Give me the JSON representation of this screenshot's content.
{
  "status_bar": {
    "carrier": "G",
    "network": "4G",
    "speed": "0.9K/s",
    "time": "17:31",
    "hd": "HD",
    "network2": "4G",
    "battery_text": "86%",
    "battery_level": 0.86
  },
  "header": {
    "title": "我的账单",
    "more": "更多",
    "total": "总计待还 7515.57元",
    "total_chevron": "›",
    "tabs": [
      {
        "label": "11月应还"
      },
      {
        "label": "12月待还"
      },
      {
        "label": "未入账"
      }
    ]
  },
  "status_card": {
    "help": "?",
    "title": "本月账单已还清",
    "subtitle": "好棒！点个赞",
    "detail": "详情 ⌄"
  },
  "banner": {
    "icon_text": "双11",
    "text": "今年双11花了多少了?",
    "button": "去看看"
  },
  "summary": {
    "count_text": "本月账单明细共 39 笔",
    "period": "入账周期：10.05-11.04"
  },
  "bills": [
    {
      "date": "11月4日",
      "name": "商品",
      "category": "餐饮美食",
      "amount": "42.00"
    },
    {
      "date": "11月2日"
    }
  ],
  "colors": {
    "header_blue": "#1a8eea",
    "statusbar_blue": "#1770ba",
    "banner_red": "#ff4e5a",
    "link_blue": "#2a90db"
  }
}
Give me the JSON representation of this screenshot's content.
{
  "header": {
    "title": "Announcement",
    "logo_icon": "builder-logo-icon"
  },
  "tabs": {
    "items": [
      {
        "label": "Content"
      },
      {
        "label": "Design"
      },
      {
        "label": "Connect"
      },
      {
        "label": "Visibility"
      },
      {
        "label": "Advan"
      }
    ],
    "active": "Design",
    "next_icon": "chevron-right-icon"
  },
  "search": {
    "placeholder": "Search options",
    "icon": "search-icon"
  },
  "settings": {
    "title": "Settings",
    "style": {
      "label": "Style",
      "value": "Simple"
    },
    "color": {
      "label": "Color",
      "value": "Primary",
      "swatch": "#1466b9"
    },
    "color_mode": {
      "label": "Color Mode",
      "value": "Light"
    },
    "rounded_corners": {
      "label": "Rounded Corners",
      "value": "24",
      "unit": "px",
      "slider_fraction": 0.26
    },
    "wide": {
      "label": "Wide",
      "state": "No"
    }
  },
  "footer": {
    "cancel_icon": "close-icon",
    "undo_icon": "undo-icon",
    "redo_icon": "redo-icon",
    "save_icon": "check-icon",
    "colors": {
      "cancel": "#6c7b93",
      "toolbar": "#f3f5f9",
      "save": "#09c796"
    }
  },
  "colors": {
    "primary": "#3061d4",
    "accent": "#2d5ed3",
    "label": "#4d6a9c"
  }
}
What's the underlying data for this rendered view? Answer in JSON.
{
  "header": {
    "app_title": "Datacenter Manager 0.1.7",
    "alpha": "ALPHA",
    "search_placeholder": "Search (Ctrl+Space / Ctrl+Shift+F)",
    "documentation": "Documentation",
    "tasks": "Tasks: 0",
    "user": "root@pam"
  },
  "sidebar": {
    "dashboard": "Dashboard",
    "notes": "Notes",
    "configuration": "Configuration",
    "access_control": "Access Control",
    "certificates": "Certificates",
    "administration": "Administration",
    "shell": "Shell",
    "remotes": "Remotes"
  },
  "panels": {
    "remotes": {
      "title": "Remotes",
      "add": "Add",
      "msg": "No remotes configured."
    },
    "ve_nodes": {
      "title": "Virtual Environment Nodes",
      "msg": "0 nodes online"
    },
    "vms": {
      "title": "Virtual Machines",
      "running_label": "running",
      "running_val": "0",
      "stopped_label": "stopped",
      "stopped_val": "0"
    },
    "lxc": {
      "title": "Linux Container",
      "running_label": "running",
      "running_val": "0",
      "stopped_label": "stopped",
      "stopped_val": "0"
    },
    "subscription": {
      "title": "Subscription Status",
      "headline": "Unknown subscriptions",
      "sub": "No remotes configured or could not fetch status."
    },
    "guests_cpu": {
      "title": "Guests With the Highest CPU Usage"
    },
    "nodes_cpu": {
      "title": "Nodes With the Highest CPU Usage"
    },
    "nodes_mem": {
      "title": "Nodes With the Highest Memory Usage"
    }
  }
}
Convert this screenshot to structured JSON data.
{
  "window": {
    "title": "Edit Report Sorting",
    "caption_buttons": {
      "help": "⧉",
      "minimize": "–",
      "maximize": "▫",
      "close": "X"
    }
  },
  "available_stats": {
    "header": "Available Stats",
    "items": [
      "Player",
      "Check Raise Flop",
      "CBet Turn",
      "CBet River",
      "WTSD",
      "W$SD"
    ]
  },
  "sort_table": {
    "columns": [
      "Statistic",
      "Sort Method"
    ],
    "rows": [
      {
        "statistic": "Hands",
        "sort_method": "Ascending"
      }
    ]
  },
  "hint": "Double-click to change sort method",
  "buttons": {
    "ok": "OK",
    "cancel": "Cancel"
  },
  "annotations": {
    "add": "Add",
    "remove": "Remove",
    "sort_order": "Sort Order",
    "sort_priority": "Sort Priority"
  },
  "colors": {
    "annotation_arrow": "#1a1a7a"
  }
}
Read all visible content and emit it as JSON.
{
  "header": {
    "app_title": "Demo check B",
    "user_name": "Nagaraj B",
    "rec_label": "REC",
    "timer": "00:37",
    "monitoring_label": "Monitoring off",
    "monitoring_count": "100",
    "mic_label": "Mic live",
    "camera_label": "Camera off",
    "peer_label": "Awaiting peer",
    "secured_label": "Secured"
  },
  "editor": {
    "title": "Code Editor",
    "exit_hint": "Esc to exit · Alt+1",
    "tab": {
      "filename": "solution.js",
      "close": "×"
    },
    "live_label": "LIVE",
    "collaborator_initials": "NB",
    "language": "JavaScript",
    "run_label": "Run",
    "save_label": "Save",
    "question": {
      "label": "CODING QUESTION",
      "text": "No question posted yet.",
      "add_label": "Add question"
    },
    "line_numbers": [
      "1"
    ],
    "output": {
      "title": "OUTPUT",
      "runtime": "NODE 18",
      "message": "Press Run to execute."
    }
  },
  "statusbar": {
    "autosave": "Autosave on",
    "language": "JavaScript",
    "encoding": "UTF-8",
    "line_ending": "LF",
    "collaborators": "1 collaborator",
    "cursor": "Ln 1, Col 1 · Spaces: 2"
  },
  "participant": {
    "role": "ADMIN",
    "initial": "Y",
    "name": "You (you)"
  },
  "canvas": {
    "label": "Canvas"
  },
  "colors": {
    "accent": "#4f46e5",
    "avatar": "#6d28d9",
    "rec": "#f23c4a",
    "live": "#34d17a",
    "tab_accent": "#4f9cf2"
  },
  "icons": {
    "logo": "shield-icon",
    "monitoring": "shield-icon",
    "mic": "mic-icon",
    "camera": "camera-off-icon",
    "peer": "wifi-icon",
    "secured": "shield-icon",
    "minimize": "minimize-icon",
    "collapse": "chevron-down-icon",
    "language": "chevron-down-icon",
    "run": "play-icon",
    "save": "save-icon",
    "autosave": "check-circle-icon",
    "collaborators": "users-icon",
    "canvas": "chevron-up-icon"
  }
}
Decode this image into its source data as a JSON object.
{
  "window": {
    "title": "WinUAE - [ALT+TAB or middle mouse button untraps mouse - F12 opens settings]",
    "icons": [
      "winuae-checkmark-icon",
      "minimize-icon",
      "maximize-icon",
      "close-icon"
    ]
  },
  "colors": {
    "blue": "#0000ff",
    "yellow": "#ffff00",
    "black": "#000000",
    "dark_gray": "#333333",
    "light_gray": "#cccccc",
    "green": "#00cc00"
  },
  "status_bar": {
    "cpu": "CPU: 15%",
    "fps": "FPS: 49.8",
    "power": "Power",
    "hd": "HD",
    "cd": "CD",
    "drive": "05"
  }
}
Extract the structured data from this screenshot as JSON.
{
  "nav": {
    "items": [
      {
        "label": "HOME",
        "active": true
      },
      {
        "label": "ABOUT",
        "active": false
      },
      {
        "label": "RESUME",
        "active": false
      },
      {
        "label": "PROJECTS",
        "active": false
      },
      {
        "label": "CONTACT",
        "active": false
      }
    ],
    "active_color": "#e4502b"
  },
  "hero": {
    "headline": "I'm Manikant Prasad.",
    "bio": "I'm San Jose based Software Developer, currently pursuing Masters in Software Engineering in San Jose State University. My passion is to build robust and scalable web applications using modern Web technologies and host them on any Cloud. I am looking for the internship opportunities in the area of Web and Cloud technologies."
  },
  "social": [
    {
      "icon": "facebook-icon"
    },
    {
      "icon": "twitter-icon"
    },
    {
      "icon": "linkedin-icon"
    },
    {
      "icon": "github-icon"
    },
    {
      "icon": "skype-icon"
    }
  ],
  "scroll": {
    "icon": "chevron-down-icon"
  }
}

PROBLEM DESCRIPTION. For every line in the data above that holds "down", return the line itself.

SOLUTION TO THE PROBLEM.
    "collapse": "chevron-down-icon",
    "language": "chevron-down-icon",
    "icon": "chevron-down-icon"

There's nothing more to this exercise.